PROBLEM DETAILS:
Where the data below has the string "databuku", return the whole line.

Stored items from a collection:
━━━

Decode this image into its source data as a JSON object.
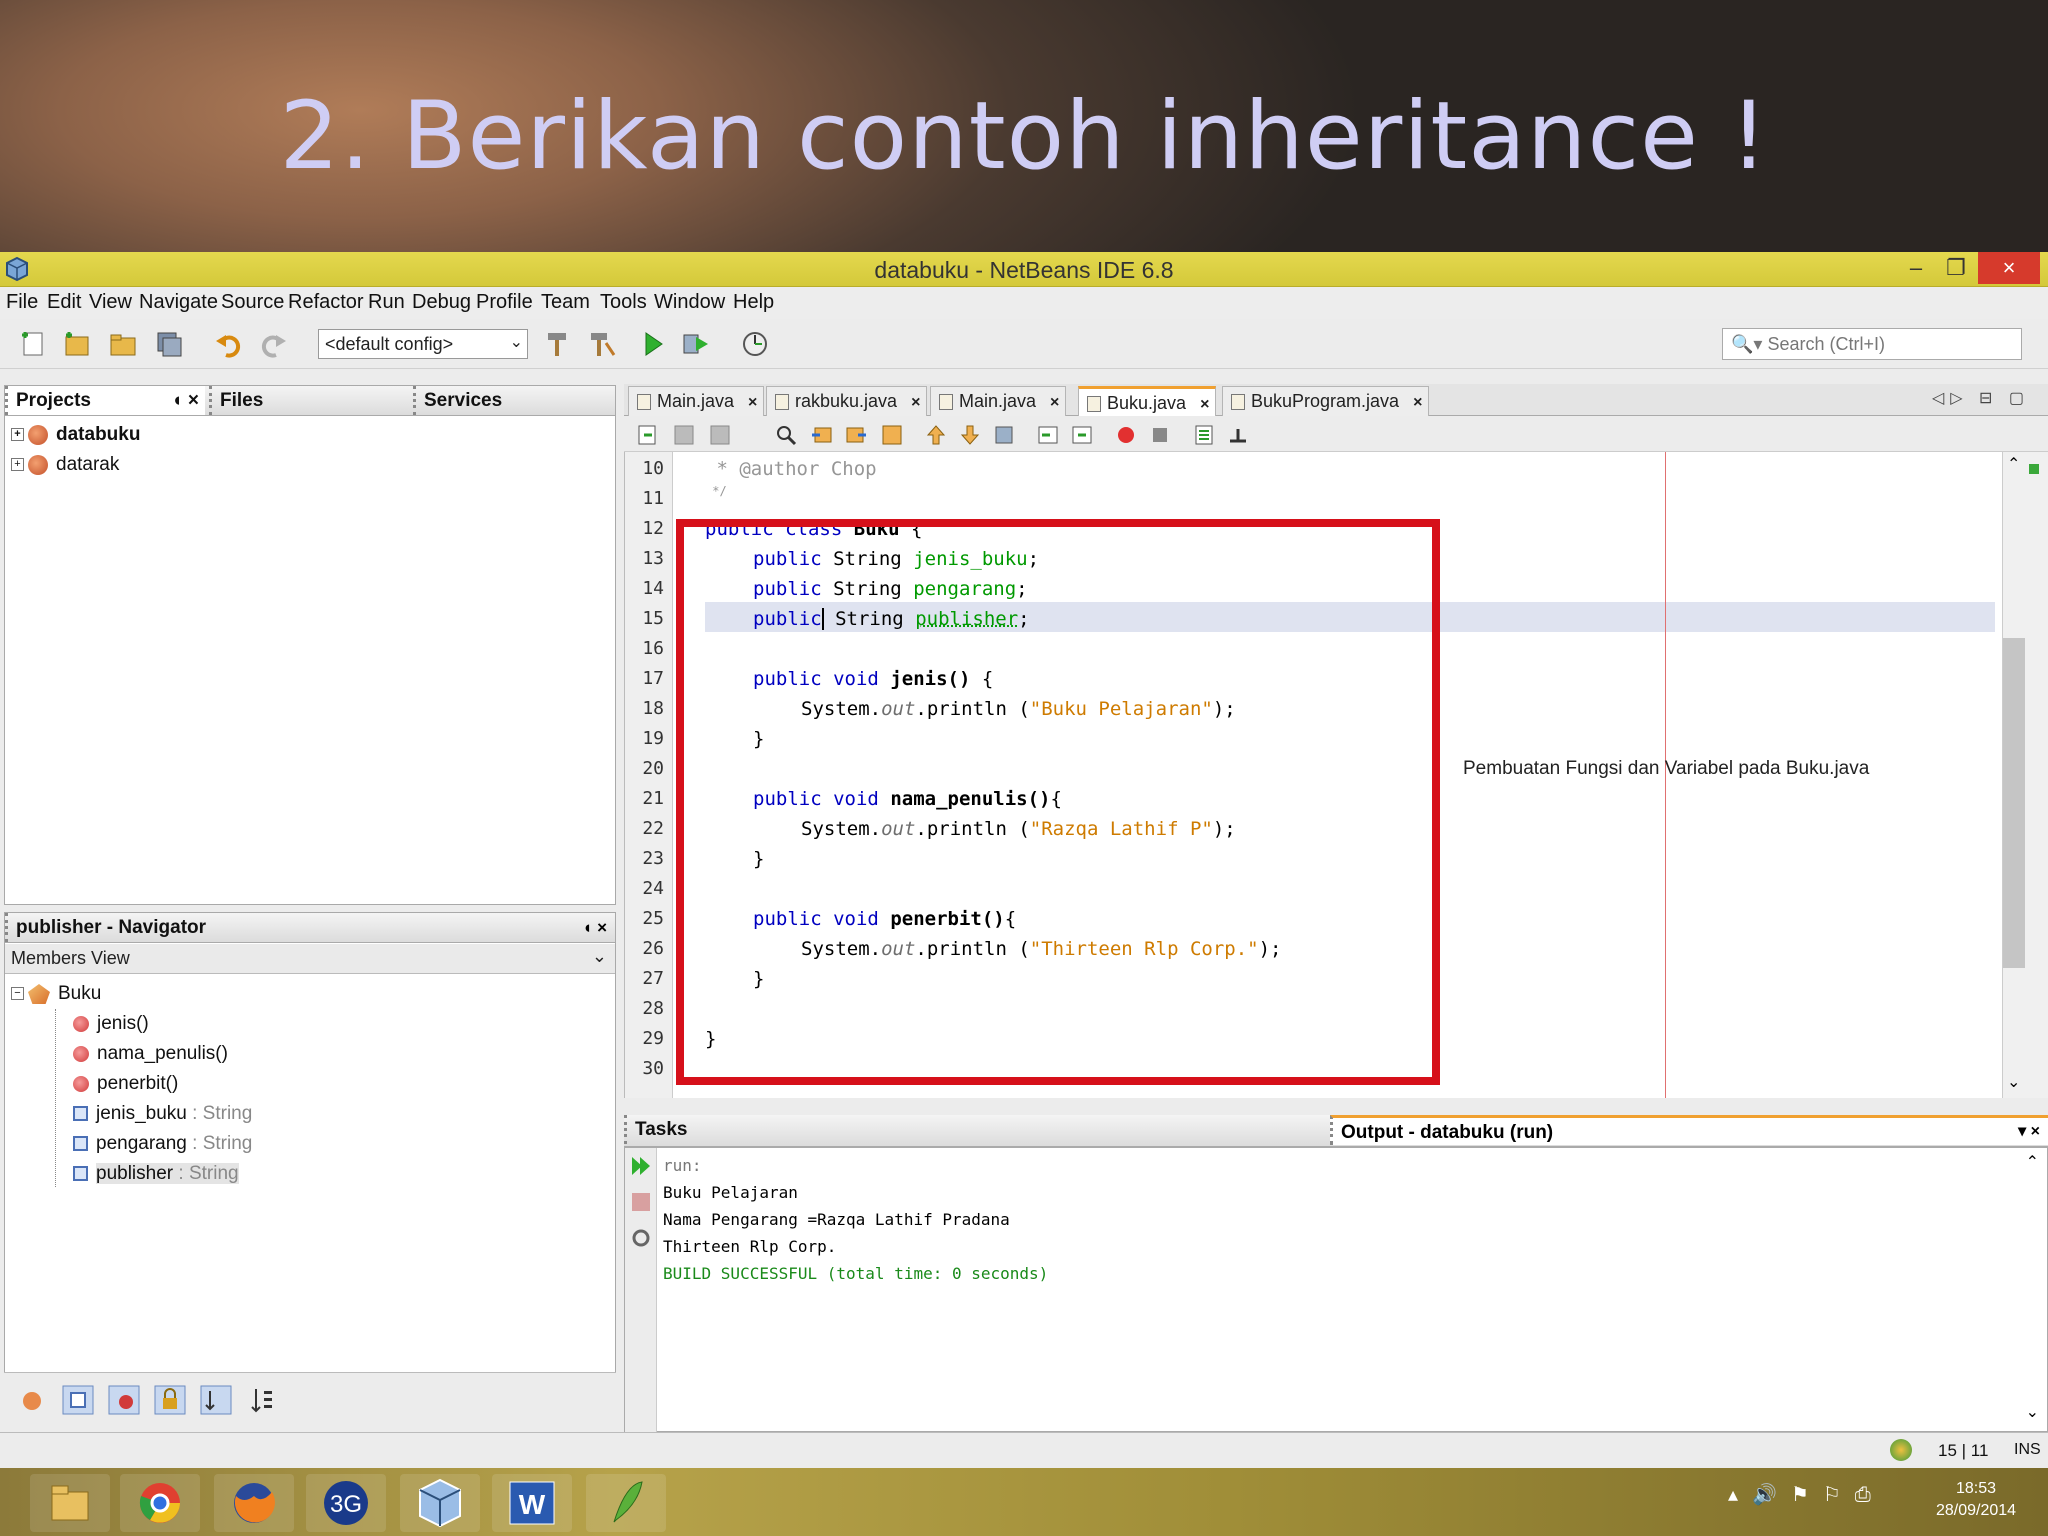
{
  "slide": {
    "title": "2. Berikan contoh inheritance !"
  },
  "window": {
    "title": "databuku - NetBeans IDE 6.8",
    "minimize": "–",
    "restore": "❐",
    "close": "×"
  },
  "menu": [
    "File",
    "Edit",
    "View",
    "Navigate",
    "Source",
    "Refactor",
    "Run",
    "Debug",
    "Profile",
    "Team",
    "Tools",
    "Window",
    "Help"
  ],
  "toolbar": {
    "config": "<default config>",
    "search_placeholder": "Search (Ctrl+I)"
  },
  "projects_panel": {
    "tabs": [
      "Projects",
      "Files",
      "Services"
    ],
    "items": [
      "databuku",
      "datarak"
    ]
  },
  "navigator": {
    "title": "publisher - Navigator",
    "view": "Members View",
    "root": "Buku",
    "methods": [
      "jenis()",
      "nama_penulis()",
      "penerbit()"
    ],
    "fields": [
      {
        "name": "jenis_buku",
        "type": " : String"
      },
      {
        "name": "pengarang",
        "type": " : String"
      },
      {
        "name": "publisher",
        "type": " : String"
      }
    ]
  },
  "editor_tabs": [
    "Main.java",
    "rakbuku.java",
    "Main.java",
    "Buku.java",
    "BukuProgram.java"
  ],
  "editor": {
    "line_numbers": [
      "10",
      "11",
      "12",
      "13",
      "14",
      "15",
      "16",
      "17",
      "18",
      "19",
      "20",
      "21",
      "22",
      "23",
      "24",
      "25",
      "26",
      "27",
      "28",
      "29",
      "30"
    ],
    "comment_author": " * @author Chop",
    "comment_end": " */",
    "public": "public",
    "class": "class",
    "void": "void",
    "String": "String",
    "class_name": "Buku",
    "open_brace": "{",
    "close_brace": "}",
    "fields": [
      "jenis_buku",
      "pengarang",
      "publisher"
    ],
    "semicolon": ";",
    "methods": [
      {
        "sig": "jenis()",
        "brace": " {",
        "str": "\"Buku Pelajaran\""
      },
      {
        "sig": "nama_penulis()",
        "brace": "{",
        "str": "\"Razqa Lathif P\""
      },
      {
        "sig": "penerbit()",
        "brace": "{",
        "str": "\"Thirteen Rlp Corp.\""
      }
    ],
    "system": "System.",
    "out": "out",
    "println": ".println (",
    "close_call": ");",
    "annotation": "Pembuatan Fungsi dan Variabel pada Buku.java"
  },
  "bottom": {
    "tasks_tab": "Tasks",
    "output_tab": "Output - databuku (run)",
    "lines": [
      "run:",
      "Buku Pelajaran",
      "Nama Pengarang =Razqa Lathif Pradana",
      "Thirteen Rlp Corp.",
      "BUILD SUCCESSFUL (total time: 0 seconds)"
    ]
  },
  "status": {
    "position": "15 | 11",
    "mode": "INS"
  },
  "taskbar": {
    "time": "18:53",
    "date": "28/09/2014"
  }
}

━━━

EXERCISE RESULT:
    "title": "databuku - NetBeans IDE 6.8",
      "databuku",
    "output_tab": "Output - databuku (run)",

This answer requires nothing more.